>>>>>

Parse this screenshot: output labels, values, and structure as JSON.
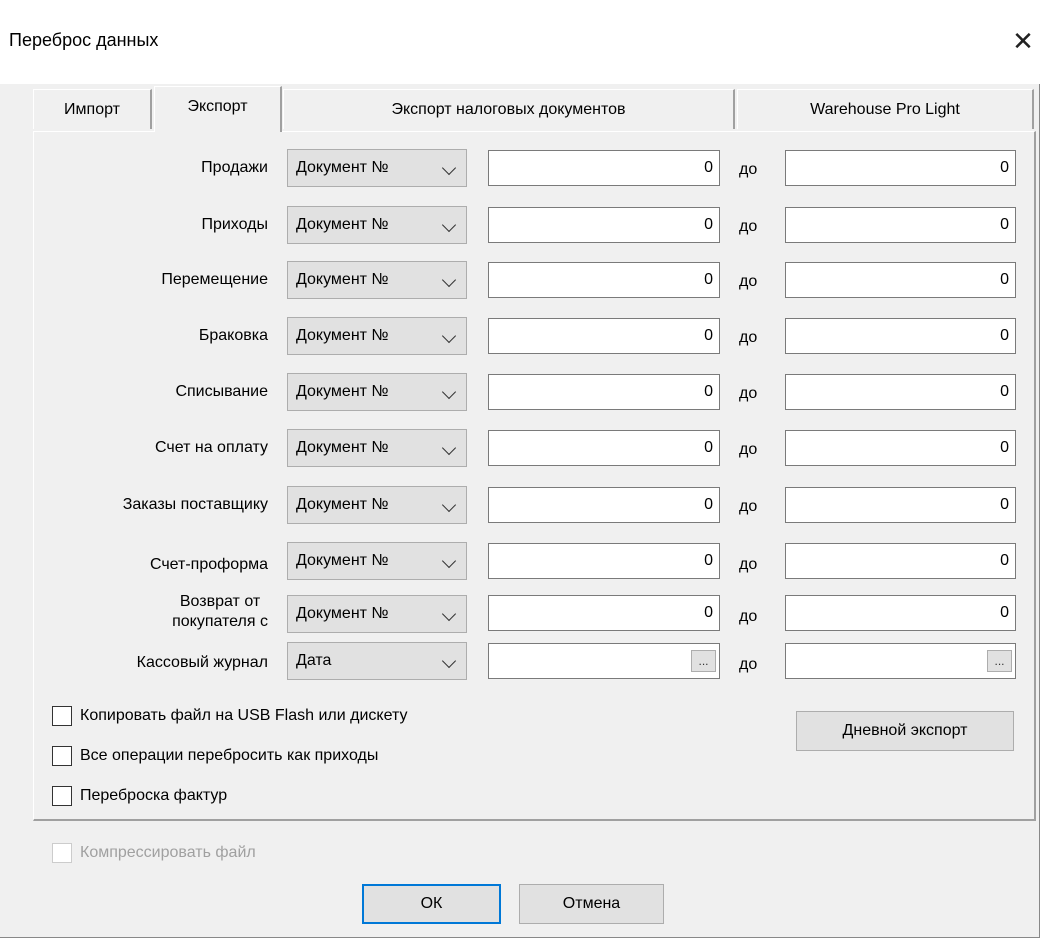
{
  "window": {
    "title": "Переброс данных"
  },
  "tabs": [
    {
      "label": "Импорт"
    },
    {
      "label": "Экспорт"
    },
    {
      "label": "Экспорт налоговых документов"
    },
    {
      "label": "Warehouse Pro Light"
    }
  ],
  "rows": [
    {
      "label": "Продажи",
      "mode": "Документ №",
      "from": "0",
      "sep": "до",
      "to": "0"
    },
    {
      "label": "Приходы",
      "mode": "Документ №",
      "from": "0",
      "sep": "до",
      "to": "0"
    },
    {
      "label": "Перемещение",
      "mode": "Документ №",
      "from": "0",
      "sep": "до",
      "to": "0"
    },
    {
      "label": "Браковка",
      "mode": "Документ №",
      "from": "0",
      "sep": "до",
      "to": "0"
    },
    {
      "label": "Списывание",
      "mode": "Документ №",
      "from": "0",
      "sep": "до",
      "to": "0"
    },
    {
      "label": "Счет на оплату",
      "mode": "Документ №",
      "from": "0",
      "sep": "до",
      "to": "0"
    },
    {
      "label": "Заказы поставщику",
      "mode": "Документ №",
      "from": "0",
      "sep": "до",
      "to": "0"
    },
    {
      "label": "Счет-проформа",
      "mode": "Документ №",
      "from": "0",
      "sep": "до",
      "to": "0"
    },
    {
      "label_line1": "Возврат от",
      "label_line2": "покупателя с",
      "mode": "Документ №",
      "from": "0",
      "sep": "до",
      "to": "0"
    },
    {
      "label": "Кассовый журнал",
      "mode": "Дата",
      "sep": "до",
      "dots": "..."
    }
  ],
  "options": {
    "copy_usb": "Копировать файл на USB Flash или дискету",
    "all_as_income": "Все операции перебросить как приходы",
    "invoices": "Переброска фактур",
    "compress": "Компрессировать файл"
  },
  "buttons": {
    "daily_export": "Дневной экспорт",
    "ok": "ОК",
    "cancel": "Отмена"
  }
}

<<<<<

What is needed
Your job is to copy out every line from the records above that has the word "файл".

Solution for this exercise
    "copy_usb": "Копировать файл на USB Flash или дискету",
    "compress": "Компрессировать файл"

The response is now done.